Stone Age dots, lines and Y-shaped marks might represent a type of proto-writing created by hunter-gatherers who lived in Europe at least 20,000 years ago.
Cave Art
© JoJan; Wikimedia Commons; (CC BY 4.0)
A 21,500-year-old cave painting depicting an aurochs, an extinct cattle species, in the Lascaux caves in France. Notice the four dots (within the digital yellow circle), which may have had a special meaning for ice age peoples.
At least 20,000 years ago, humans living in Europe created striking cave paintings of animals that they paired with curious signs: lines, dots and Y-shaped symbols. These marks, which are well known to researchers, might relate to the seasonal behavior of prey animals, making the signs the first known writing in the history of humankind, a new study claims.

Although Paleolithic cave art is better known for its graceful horses and ghostly handprints, there are thousands of nonfigurative or abstract marks that researchers have begun studying only in the past few decades. In a study published Jan. 5 in the Cambridge Archaeology Journal, a team of scholars suggests that these seemingly abstract dots and lines, when positioned near animal imagery, actually represent a sophisticated writing system that explains early humans' understanding of the mating and birthing seasons of important local species.

Other researchers, however, are not convinced by the study's interpretations of these human-made marks.

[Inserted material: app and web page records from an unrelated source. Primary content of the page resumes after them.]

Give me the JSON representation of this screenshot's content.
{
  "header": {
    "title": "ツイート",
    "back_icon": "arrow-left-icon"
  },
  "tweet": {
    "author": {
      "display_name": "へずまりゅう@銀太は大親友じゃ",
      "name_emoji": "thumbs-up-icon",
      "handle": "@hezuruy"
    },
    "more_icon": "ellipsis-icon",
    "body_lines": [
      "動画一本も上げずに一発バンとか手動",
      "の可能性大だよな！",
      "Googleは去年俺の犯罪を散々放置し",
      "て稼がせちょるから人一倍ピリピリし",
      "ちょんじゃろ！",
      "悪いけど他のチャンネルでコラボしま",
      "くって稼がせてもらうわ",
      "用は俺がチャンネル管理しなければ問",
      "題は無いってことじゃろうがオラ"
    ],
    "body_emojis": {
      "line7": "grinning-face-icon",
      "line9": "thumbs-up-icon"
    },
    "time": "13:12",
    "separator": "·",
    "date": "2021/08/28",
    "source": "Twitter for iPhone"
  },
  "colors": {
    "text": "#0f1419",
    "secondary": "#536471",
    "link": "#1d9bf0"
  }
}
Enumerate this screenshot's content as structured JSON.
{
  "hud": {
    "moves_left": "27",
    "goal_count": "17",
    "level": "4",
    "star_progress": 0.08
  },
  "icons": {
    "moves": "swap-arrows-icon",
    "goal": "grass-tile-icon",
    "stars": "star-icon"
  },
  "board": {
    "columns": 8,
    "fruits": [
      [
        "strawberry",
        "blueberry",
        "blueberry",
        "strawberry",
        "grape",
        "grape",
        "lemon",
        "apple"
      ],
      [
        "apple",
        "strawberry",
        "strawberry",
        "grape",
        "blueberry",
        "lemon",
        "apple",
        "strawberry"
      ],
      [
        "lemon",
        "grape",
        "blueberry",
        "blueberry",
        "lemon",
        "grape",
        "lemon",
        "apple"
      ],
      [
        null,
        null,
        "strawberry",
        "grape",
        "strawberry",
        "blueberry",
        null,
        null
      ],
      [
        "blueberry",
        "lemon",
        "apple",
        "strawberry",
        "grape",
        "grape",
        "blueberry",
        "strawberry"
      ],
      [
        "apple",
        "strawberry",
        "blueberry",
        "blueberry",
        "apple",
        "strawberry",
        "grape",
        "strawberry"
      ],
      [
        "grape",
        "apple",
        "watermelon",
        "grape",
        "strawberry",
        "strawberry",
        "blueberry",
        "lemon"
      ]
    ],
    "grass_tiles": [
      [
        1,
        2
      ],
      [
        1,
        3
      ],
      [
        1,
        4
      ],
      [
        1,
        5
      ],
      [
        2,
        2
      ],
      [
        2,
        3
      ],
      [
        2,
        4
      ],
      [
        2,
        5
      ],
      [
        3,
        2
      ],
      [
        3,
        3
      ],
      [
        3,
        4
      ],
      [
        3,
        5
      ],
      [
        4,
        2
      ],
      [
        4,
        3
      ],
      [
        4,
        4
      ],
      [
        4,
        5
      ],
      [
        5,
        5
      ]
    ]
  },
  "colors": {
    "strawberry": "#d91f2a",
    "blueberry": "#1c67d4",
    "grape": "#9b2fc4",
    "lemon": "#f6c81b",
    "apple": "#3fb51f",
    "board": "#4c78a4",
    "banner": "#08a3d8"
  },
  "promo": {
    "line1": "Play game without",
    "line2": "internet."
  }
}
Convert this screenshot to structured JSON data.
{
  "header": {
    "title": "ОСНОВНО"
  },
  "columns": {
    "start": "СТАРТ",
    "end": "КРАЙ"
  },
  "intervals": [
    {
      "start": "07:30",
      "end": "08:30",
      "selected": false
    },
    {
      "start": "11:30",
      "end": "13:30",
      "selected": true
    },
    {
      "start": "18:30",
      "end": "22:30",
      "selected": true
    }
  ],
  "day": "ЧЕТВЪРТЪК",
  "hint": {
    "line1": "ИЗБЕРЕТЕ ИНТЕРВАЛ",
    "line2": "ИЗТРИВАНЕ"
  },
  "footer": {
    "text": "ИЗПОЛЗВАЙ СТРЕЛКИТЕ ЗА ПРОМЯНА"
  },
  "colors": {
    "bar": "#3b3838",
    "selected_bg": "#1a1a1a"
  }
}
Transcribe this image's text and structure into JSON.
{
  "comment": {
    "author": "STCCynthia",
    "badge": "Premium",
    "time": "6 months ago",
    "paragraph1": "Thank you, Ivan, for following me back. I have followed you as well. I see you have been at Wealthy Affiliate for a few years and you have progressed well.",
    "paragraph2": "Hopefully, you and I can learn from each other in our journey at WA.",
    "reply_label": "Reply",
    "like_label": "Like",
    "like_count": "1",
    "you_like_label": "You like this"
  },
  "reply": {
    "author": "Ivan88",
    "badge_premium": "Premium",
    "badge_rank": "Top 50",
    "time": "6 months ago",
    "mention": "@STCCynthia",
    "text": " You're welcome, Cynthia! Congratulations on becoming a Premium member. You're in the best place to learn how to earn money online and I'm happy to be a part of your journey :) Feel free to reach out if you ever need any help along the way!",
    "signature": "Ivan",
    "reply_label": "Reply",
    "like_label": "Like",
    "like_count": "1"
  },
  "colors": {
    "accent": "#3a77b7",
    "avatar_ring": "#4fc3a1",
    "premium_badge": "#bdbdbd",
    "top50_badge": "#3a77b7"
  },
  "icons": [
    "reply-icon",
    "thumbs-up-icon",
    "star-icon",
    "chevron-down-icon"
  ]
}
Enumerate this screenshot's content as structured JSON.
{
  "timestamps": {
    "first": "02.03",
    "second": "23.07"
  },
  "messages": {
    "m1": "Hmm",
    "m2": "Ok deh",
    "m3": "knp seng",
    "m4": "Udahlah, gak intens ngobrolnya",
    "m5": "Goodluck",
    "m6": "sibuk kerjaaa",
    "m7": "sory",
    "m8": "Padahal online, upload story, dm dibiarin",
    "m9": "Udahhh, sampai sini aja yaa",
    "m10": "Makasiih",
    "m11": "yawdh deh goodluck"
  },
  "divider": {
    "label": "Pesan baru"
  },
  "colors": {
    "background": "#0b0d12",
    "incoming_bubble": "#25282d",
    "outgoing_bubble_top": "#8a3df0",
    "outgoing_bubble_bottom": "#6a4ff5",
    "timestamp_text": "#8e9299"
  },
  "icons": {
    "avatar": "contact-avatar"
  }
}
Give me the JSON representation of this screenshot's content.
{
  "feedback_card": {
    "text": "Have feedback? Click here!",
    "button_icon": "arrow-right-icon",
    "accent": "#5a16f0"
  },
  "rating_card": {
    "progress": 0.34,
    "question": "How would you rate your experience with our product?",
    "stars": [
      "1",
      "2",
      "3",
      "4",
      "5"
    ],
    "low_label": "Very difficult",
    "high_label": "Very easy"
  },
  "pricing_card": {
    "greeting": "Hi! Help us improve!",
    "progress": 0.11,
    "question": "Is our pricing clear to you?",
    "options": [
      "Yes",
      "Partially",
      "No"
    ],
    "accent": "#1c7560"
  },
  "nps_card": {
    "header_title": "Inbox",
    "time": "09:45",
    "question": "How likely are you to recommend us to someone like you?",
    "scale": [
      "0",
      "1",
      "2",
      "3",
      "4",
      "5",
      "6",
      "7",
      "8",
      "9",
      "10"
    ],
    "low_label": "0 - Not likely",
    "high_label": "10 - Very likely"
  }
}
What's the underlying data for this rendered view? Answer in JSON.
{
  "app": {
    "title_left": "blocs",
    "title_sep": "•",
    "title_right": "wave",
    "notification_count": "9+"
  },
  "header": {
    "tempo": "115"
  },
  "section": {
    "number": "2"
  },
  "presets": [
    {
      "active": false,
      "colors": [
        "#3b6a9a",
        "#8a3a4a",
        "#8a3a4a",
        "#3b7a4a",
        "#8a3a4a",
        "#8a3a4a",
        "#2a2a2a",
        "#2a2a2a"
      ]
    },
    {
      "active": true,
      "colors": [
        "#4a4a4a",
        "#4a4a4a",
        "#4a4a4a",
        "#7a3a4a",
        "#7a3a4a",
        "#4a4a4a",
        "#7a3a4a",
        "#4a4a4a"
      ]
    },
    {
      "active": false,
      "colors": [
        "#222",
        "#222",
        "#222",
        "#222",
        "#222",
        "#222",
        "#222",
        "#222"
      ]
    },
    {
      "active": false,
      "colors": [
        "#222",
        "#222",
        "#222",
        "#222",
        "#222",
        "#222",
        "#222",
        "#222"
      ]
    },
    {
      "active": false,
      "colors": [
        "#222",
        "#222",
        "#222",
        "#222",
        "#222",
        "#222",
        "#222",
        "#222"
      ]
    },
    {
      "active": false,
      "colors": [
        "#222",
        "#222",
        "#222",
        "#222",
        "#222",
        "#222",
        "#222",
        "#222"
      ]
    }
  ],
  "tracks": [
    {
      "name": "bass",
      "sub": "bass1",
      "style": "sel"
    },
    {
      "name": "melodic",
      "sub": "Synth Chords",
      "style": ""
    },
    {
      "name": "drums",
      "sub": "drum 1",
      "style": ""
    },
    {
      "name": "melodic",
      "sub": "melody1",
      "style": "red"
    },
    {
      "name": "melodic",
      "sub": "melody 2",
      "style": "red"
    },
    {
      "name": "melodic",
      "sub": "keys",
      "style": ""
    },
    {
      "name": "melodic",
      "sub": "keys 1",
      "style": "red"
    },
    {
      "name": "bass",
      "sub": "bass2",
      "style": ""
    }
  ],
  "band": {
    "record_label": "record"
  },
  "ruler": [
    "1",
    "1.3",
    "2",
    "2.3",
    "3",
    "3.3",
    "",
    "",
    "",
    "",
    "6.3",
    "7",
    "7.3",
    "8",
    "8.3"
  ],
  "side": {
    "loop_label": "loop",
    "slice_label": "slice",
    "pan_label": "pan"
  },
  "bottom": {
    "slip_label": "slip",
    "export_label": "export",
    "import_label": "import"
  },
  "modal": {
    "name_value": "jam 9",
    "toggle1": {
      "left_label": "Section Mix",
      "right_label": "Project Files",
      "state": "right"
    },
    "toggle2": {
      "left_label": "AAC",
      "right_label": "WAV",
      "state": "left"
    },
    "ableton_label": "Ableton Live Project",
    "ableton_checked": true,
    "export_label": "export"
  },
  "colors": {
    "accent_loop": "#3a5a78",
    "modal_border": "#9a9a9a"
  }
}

Melanie Chang, a paleoanthropologist at Portland State University who was not involved in the study, told Live Science in an email that she agrees with the researchers' assessment that "Upper Palaeolithic people had the cognitive capacity to write and to keep records of time." However, she cautioned that the researchers' "hypotheses are not well-supported by their results, and they also do not address alternative interpretations of the marks they analyzed."